PLoS One. 2020 Nov 18;15(11):e0242107. doi: 10.1371/journal.pone.0242107. eCollection 2020.

Abstract

Background: Group A streptococcal (GAS) pharyngitis has traditionally been considered the sole precursor of acute rheumatic fever (ARF). Evidence from Australia, however, suggests that GAS skin infections may contribute to the pathogenesis of ARF. A missing piece of evidence is the incidence of sore throat and GAS pharyngitis in this setting. We conducted a systematic review and meta-analysis of the incidence of sore throat and GAS pharyngitis in all children at risk of developing ARF.

Methods: Databases were systematically searched for studies reporting on the incidence of pharyngitis among children from low to upper-middle income countries, and Indigenous children living in high-income countries. Studies were subjected to data extraction by two independent reviewers. Following an assessment of the methodological quality of the studies, we extracted incidence rates (IRs) and conducted a meta-analysis. This systematic review is registered on PROSPERO (CRD42019113019).

Results: From 607 titles identified by the search, 11 articles met the predetermined inclusion criteria; ten studies reported IRs while for the remaining study, the incidence was calculated. The pooled incidence estimated for sore throat was 82.5 per 100 child-years (95% confidence interval [CI], 6.5 to 1044.4 per 100 child-years, I2 = 100%) and GAS pharyngitis was 10.8 per 100 child-years (95% CI, 2.3 to 50.0 per 100 child-years, I2 = 99.9%).

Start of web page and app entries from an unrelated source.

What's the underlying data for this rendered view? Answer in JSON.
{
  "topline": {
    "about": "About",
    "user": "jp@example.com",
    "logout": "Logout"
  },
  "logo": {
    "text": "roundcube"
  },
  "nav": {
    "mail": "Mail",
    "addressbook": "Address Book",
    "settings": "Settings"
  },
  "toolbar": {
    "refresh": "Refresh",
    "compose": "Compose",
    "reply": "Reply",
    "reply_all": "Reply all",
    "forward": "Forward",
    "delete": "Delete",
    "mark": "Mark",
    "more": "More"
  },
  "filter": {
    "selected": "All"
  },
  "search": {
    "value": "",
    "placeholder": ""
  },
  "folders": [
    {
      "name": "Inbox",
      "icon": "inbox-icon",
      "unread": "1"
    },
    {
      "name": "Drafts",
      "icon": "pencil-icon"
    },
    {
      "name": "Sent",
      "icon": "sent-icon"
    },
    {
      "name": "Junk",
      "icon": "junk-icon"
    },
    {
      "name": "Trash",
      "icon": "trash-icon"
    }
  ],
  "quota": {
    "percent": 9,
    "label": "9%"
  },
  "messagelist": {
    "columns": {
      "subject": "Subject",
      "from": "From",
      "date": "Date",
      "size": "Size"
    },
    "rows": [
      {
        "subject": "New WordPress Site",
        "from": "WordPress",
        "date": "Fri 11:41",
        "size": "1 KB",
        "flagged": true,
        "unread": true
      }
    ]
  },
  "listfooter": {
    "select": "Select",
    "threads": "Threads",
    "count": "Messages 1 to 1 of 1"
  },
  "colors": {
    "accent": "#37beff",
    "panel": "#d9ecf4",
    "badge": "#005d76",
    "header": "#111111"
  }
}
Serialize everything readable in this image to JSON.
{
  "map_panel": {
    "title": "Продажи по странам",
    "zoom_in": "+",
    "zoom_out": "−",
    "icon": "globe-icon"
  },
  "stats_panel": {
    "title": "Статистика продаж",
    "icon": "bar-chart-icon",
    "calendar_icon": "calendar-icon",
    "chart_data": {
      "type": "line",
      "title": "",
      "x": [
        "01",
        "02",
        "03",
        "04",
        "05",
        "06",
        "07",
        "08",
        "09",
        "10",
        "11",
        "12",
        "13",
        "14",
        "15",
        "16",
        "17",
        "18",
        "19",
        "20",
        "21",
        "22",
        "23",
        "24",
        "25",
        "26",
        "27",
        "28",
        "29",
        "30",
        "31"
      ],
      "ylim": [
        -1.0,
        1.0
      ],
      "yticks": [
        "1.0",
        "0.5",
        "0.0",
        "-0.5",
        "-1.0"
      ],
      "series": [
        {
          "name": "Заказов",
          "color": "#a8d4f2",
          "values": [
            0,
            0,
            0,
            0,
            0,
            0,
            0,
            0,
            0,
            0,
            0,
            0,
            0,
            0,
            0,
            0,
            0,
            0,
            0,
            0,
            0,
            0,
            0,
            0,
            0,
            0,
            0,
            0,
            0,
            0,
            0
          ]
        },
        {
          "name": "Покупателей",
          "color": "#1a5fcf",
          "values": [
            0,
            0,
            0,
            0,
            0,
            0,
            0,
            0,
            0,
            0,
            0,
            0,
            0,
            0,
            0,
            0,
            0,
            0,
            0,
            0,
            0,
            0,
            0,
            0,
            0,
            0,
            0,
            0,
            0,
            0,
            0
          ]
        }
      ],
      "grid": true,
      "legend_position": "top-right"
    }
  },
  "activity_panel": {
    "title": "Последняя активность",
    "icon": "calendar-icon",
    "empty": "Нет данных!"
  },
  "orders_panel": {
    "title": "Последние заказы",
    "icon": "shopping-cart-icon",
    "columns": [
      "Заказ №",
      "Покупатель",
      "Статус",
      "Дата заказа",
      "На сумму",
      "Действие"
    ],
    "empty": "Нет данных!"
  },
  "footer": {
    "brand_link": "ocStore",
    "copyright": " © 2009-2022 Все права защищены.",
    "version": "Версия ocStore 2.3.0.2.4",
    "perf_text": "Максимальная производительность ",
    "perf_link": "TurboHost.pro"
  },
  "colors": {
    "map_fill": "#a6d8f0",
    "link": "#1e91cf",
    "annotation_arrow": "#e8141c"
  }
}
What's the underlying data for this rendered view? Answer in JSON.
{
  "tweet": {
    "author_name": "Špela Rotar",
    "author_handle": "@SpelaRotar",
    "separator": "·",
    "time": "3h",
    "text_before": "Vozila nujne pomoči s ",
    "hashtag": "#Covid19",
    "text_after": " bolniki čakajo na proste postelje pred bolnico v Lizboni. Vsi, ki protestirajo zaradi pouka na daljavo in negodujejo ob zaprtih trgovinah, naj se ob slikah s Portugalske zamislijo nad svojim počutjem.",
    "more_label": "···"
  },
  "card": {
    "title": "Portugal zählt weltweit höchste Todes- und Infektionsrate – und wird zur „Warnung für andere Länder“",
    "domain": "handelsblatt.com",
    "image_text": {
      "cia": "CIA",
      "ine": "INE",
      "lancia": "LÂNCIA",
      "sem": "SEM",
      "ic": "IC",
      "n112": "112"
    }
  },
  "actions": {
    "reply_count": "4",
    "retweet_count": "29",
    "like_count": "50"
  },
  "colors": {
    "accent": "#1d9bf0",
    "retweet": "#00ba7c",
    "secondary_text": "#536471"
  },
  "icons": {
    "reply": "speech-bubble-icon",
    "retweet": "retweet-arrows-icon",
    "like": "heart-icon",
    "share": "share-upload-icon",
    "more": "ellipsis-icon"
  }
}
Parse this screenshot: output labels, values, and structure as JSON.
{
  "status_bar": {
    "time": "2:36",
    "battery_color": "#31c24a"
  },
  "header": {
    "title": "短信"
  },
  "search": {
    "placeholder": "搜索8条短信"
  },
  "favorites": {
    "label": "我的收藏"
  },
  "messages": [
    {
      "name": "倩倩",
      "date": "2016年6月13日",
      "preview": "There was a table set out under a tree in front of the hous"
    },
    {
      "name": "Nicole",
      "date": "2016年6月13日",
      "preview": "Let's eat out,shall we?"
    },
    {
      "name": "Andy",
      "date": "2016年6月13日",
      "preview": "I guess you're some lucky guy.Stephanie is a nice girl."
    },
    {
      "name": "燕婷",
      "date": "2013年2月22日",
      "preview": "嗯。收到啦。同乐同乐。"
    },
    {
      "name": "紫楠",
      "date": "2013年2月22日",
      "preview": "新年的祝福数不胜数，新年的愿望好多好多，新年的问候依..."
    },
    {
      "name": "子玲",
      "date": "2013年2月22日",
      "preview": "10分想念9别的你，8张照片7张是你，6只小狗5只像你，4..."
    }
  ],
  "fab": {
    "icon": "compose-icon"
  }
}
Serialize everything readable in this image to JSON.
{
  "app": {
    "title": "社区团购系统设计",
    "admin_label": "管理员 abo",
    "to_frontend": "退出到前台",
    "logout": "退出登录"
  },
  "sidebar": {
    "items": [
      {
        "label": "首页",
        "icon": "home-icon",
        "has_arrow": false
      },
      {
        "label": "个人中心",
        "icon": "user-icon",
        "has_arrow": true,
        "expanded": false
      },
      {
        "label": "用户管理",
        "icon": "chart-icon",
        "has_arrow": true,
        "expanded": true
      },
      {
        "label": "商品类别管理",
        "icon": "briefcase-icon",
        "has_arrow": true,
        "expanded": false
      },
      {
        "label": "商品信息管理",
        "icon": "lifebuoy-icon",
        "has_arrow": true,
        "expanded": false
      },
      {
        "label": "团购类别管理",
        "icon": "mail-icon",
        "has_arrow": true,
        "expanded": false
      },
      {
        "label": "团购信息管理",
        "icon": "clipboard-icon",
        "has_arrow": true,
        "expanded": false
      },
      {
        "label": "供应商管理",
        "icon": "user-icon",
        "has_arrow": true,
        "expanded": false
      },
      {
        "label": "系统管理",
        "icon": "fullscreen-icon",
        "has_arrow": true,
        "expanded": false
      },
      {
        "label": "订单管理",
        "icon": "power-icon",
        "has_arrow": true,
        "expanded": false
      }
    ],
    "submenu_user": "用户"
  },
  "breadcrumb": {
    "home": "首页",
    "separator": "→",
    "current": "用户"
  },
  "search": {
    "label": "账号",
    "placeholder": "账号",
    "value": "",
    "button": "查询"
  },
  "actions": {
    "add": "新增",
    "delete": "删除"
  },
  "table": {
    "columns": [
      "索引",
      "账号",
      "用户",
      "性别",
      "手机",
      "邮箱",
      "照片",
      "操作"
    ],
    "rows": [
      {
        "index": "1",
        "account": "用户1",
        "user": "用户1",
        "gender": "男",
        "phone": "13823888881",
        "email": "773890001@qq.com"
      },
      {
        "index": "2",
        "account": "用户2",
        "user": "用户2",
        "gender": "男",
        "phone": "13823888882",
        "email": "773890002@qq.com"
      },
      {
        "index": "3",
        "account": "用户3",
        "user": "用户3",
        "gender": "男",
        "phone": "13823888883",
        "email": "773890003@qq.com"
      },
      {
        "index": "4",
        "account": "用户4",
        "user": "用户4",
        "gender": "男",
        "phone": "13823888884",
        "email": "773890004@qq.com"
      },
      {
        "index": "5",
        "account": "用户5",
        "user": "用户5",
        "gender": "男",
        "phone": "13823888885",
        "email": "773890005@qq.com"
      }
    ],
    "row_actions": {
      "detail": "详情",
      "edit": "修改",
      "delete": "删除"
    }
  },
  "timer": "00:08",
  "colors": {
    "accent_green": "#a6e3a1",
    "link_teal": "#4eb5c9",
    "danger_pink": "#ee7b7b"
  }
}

Conclusions: The pooled IRs for sore throat in children at risk of developing ARF were higher than rates reported in developed nations (32.70-40 per 100 child-years) and similar for GAS pharyngitis (12.8-14 per 100 years). The limited Australian data lend support to the need for further studies to inform the role of GAS pharyngitis in the development of ARF in Australian Indigenous children, so as to inform local primary prevention strategies for ARF and Rheumatic Heart Disease (RHD).

Publication types

  • Meta-Analysis
  • Research Support, Non-U.S. Gov't
  • Systematic Review

MeSH terms

  • Adolescent
  • Child
  • Child, Preschool
  • Female
  • Humans
  • Incidence
  • Infant
  • Male
  • Pharyngitis / complications
  • Pharyngitis / epidemiology*
  • Rheumatic Fever / epidemiology*

Grant support

The authors received no specific funding for this review. SP received a scholarship from the National Health and Medical Research Council (NHMRC) funded through the HOT North initiative. AB is funded by a fellowship from the NHMRC.